Take a Drink: every time someone ignores Tom
Take a Drink: whenever they are annoyed by or angry with him
Take a Drink: whenever somebody talks about his drinking
Take a Drink: for each new city
Take a Drink: for brotherly ribbing
Take a Drink: for every The National song you actually hear
Do a Shot: Werner Herzog!
By: Henry J. Fromage (Two Beers) –
My best buddy and fellow MovieBoozer contributor Oberst is probably the biggest music geek/expert (geekspert? expeek?), so of course he’s the one that first turned me on to The National, and in true music fan fashion, years before the mainstream caught on. In the years since, they’ve always remained favorites, never losing their ability to raise goosebumps with their authentic power.
Mistaken for Strangers is a documentary kinda about them. Really, it’s about Tom Berninger, brother of lead singer Matt Berninger, a borderline fuckup still living at home with the parents who Matt offers a roadie position in The National’s upcoming breakout tour, right after they hit it big with High Violet. Tom, who’s made some Troma-style cheapie splatter flicks, decides to make a rock doc of the experience, and, well, you’re watching it.
What begins in theory as a documentary about a famous band and singer soon becomes much more a portrait of its maker, and his relationship with his much more successful and famous brother, along the way turning the next trick of humanizing that famous subject and delivering a much more relatable final product. Who hasn’t felt that weird mix of pride and jealousy for a sibling or family member or classmate’s accomplishments, and who doesn’t think they squandered their youthful potential in some way great or small?
Nope, this is exactly where I planned to be at 35
What makes Mistaken for Strangers damn entertaining in addition to insightful is how much of a capital C Character Tom Berninger is. He’s very personable, sarcastic, and humorous, but underneath his insecurities are on full display, and through interactions with him, so are Matt’s. He’s just a normal guy, in turns exasperated by and worried for his little brother.
Supporting this thesis are shaky, first-person footage and scattershot editing, but they’re deceptive in their simplicity and rawness. Tom is a real filmmaker, and there’s absolutely a method to his madness- a clear editing through-line and some impressive shots he couldn’t help but include. When you see where he’s driving at towards the end, you have to appreciate his approach- it’s damn near meta.
It also raises some questions. There’s an element of artificiality that sometimes make you wonder how much of a somewhat conventional narrative has been teased or massaged out of this footage (or even pre-planned). Once the rousing final shot and sequence passes by, you’ll likely find you don’t care, but as always with films self-identifying as documentaries, it’s a nagging doubt.
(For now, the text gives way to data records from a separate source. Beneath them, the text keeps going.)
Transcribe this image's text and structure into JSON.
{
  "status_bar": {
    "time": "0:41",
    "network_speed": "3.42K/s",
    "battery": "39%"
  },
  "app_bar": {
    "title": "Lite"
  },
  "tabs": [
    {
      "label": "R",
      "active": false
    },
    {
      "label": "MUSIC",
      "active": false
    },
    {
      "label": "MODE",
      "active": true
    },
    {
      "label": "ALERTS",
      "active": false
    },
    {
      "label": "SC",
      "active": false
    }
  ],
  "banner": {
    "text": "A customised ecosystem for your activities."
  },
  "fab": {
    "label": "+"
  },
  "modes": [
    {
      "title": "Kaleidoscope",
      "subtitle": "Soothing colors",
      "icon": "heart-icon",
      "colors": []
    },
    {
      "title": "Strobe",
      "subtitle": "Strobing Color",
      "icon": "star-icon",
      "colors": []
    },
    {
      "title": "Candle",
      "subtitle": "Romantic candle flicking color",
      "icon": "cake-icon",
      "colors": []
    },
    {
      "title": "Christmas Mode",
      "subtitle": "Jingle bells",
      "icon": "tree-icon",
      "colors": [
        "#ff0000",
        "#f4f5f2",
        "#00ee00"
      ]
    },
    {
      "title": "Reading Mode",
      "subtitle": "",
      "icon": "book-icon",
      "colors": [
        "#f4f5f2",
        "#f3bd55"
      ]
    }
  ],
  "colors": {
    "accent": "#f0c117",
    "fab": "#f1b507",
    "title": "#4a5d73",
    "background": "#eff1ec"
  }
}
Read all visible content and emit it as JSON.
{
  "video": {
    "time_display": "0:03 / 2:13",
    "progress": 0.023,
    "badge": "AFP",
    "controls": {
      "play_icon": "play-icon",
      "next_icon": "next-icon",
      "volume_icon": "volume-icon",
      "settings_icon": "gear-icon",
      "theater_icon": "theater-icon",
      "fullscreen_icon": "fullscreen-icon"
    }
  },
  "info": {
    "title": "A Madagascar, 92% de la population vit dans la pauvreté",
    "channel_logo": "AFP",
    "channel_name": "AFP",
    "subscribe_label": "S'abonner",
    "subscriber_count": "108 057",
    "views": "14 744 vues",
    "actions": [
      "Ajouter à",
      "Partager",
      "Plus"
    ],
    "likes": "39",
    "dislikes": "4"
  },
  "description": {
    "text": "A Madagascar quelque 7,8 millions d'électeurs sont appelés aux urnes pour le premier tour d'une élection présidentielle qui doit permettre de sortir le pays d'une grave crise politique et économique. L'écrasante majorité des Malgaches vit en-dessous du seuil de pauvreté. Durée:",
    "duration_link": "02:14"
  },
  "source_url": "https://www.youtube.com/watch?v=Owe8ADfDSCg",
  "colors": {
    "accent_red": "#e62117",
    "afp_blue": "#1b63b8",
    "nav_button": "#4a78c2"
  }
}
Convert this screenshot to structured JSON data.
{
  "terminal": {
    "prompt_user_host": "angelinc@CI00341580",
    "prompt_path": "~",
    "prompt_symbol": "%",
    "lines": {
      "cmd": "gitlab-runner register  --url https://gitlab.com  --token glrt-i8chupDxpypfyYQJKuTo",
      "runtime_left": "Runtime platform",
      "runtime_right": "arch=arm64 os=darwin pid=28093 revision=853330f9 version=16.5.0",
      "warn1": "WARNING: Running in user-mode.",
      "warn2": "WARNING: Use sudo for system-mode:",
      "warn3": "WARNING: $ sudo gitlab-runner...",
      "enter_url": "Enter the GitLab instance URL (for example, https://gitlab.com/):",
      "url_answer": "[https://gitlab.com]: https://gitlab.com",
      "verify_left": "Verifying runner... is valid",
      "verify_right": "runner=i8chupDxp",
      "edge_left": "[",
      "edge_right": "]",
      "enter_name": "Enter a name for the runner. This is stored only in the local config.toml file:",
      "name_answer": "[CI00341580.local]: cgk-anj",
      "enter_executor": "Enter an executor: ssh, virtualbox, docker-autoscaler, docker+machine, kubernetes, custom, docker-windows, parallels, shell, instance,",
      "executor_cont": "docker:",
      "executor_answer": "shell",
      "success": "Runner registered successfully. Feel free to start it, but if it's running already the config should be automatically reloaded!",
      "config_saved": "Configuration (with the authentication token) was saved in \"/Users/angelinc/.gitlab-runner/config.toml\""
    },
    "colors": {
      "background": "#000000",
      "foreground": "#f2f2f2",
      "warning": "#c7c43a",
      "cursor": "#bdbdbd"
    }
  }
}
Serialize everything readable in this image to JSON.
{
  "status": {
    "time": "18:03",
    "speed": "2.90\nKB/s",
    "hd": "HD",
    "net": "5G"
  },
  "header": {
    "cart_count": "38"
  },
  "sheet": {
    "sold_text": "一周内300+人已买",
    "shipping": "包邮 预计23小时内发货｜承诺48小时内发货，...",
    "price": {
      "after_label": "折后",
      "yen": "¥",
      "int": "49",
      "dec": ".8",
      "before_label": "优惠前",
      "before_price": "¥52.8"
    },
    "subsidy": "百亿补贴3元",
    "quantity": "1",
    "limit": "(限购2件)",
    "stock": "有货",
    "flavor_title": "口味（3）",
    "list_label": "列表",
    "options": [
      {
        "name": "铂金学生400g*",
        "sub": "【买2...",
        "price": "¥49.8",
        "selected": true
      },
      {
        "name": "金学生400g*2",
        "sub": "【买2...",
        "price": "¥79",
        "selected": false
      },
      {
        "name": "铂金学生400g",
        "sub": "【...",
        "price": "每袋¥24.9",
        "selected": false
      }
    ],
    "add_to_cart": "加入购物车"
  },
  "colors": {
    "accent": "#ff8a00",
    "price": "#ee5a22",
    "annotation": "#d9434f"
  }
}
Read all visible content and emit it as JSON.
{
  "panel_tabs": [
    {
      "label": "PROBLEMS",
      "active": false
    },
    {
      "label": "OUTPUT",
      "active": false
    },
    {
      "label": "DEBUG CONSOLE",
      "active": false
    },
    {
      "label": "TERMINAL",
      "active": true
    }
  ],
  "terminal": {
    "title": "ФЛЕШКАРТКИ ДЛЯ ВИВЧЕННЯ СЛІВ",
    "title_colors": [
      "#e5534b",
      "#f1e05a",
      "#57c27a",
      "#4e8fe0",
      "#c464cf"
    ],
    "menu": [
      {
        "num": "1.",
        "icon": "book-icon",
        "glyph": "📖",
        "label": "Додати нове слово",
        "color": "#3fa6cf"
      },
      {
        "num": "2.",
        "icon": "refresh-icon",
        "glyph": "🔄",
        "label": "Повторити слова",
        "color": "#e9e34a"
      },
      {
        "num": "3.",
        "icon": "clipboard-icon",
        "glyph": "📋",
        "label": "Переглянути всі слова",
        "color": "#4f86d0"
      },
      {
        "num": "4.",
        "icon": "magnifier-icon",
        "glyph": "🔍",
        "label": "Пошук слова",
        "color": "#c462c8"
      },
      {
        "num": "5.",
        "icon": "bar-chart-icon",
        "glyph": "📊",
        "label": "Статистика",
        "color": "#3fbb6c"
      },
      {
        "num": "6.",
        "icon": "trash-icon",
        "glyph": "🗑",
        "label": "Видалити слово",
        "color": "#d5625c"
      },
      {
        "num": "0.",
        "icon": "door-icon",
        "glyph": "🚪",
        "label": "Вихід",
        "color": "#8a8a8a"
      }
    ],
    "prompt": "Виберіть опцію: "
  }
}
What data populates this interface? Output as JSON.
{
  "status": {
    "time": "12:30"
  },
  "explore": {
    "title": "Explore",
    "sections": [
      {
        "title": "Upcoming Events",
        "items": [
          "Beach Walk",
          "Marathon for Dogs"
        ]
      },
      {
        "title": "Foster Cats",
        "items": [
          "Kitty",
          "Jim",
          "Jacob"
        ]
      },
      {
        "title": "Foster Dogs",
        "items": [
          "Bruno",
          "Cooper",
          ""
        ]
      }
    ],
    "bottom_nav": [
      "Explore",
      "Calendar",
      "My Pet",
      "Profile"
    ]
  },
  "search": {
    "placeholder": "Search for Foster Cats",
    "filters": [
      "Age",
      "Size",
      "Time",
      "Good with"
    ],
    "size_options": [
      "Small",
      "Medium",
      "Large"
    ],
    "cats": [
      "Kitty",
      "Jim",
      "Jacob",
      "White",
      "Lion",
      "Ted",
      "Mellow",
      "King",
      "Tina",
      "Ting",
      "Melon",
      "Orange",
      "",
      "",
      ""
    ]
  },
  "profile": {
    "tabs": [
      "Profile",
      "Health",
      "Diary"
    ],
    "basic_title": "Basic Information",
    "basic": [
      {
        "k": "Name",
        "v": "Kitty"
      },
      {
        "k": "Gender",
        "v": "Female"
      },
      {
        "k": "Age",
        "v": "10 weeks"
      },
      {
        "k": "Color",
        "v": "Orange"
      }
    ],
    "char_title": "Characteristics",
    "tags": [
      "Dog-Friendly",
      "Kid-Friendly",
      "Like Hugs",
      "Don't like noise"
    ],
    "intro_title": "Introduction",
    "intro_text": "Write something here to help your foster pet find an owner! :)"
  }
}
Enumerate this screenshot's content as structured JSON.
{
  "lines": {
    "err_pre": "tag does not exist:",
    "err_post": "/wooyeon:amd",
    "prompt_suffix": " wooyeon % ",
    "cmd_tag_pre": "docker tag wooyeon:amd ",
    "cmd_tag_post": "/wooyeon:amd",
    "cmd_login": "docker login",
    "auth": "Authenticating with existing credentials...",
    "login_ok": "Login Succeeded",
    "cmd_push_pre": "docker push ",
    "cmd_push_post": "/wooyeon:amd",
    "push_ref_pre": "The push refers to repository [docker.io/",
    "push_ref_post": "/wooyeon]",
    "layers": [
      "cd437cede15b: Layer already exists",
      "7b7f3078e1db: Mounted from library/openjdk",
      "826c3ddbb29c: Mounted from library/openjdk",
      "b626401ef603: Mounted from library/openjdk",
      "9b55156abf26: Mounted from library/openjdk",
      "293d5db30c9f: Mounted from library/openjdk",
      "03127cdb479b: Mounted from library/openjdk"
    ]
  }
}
Mistaken for Strangers may start out a rock documentary about The National, but becomes an American Movie-style portrait of an eccentric dreamer and his famous brother, and the family bonds that support and bind them both.